In addition, Amy had 2 poster presentations accepted for October conferences.  On October 6, she attended the UNC Health Nursing Research, EBP & Quality Conference: Caring for Our Community Conference.  She presented her poster titled, User-Centered Medical Device Design: Integrating Co-Design and Cognitive Ergonomics for Enhanced Nursing, Patient and Caregiver Experiences.  Co-authors included Lukasz Mazur, Nancy Havill, Karthik Adapa, Daniel R. Richardson.  And on October 19, Amy attended the International Society for Quality of Life Research (ISOQOL) Annual Conference to present her poster titled Impact of graphically visualizing PROM responses on perceived shared decision-making for symptom management in patients with chronic conditions: A rapid review.  Co-authors included Angela M. Stover and Lukasz Mazur.

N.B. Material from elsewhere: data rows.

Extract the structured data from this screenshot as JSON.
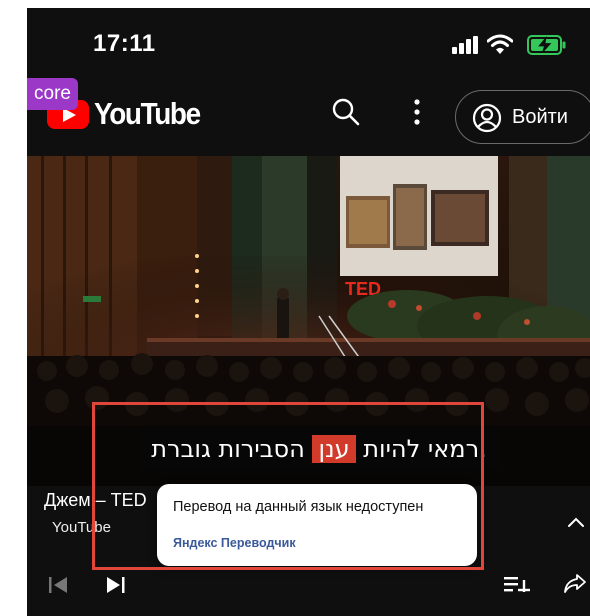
{
  "status_bar": {
    "time": "17:11",
    "icons": [
      "signal-icon",
      "wifi-icon",
      "battery-charging-icon"
    ]
  },
  "badge": {
    "label": "core",
    "color": "#9b38c8"
  },
  "header": {
    "logo_text": "YouTube",
    "logo_color": "#ff0000",
    "signin_label": "Войти",
    "icons": [
      "search-icon",
      "more-vertical-icon",
      "account-icon"
    ]
  },
  "video": {
    "stage_logo": "TED",
    "caption_before": ".רמאי להיות ",
    "caption_highlight": "ענן",
    "caption_after": " הסבירות גוברת",
    "highlight_color": "#d23a2a"
  },
  "info": {
    "title": "Джем – TED",
    "channel": "YouTube"
  },
  "popup": {
    "message": "Перевод на данный язык недоступен",
    "link": "Яндекс Переводчик",
    "link_color": "#3b5a9a"
  },
  "controls": {
    "icons": [
      "previous-icon",
      "next-icon",
      "add-to-queue-icon",
      "share-icon",
      "chevron-up-icon"
    ]
  },
  "annotation": {
    "color": "#e0463a"
  }
}
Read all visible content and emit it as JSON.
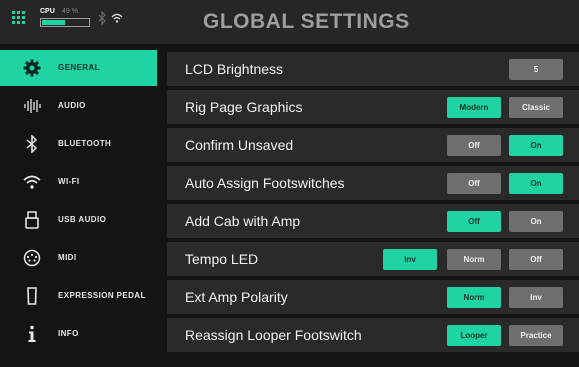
{
  "status_bar": {
    "cpu_label": "CPU",
    "cpu_percent_text": "49 %",
    "cpu_load_fraction": 0.49,
    "icons": [
      "grid-menu-icon",
      "bluetooth-icon",
      "wifi-icon"
    ]
  },
  "page": {
    "title": "GLOBAL SETTINGS"
  },
  "sidebar": {
    "items": [
      {
        "label": "GENERAL",
        "icon": "gear-icon",
        "active": true
      },
      {
        "label": "AUDIO",
        "icon": "audio-waveform-icon",
        "active": false
      },
      {
        "label": "BLUETOOTH",
        "icon": "bluetooth-icon",
        "active": false
      },
      {
        "label": "WI-FI",
        "icon": "wifi-icon",
        "active": false
      },
      {
        "label": "USB AUDIO",
        "icon": "usb-icon",
        "active": false
      },
      {
        "label": "MIDI",
        "icon": "midi-connector-icon",
        "active": false
      },
      {
        "label": "EXPRESSION PEDAL",
        "icon": "expression-pedal-icon",
        "active": false
      },
      {
        "label": "INFO",
        "icon": "info-icon",
        "active": false
      }
    ]
  },
  "settings": [
    {
      "label": "LCD Brightness",
      "options": [
        {
          "label": "5",
          "selected": false
        }
      ]
    },
    {
      "label": "Rig Page Graphics",
      "options": [
        {
          "label": "Modern",
          "selected": true
        },
        {
          "label": "Classic",
          "selected": false
        }
      ]
    },
    {
      "label": "Confirm Unsaved",
      "options": [
        {
          "label": "Off",
          "selected": false
        },
        {
          "label": "On",
          "selected": true
        }
      ]
    },
    {
      "label": "Auto Assign Footswitches",
      "options": [
        {
          "label": "Off",
          "selected": false
        },
        {
          "label": "On",
          "selected": true
        }
      ]
    },
    {
      "label": "Add Cab with Amp",
      "options": [
        {
          "label": "Off",
          "selected": true
        },
        {
          "label": "On",
          "selected": false
        }
      ]
    },
    {
      "label": "Tempo LED",
      "options": [
        {
          "label": "Inv",
          "selected": true
        },
        {
          "label": "Norm",
          "selected": false
        },
        {
          "label": "Off",
          "selected": false
        }
      ]
    },
    {
      "label": "Ext Amp Polarity",
      "options": [
        {
          "label": "Norm",
          "selected": true
        },
        {
          "label": "Inv",
          "selected": false
        }
      ]
    },
    {
      "label": "Reassign Looper Footswitch",
      "options": [
        {
          "label": "Looper",
          "selected": true
        },
        {
          "label": "Practice",
          "selected": false
        }
      ]
    }
  ],
  "colors": {
    "accent": "#1fd3a3",
    "button": "#6e6e6e",
    "row": "#2a2a2a",
    "background": "#141414"
  }
}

Amy's PhD advisor, Dr. Lukasz Mazur, Associate Professor, UNC School of Information and Library Science and UNC School of Medicine has been impressed with Amy's commitment and drive.  "Amy is one of the most dedicated PhD students I have ever worked with. Her motivation for the research is self-driven and that's what makes working with Amy very special. We are lucky to have her," he said.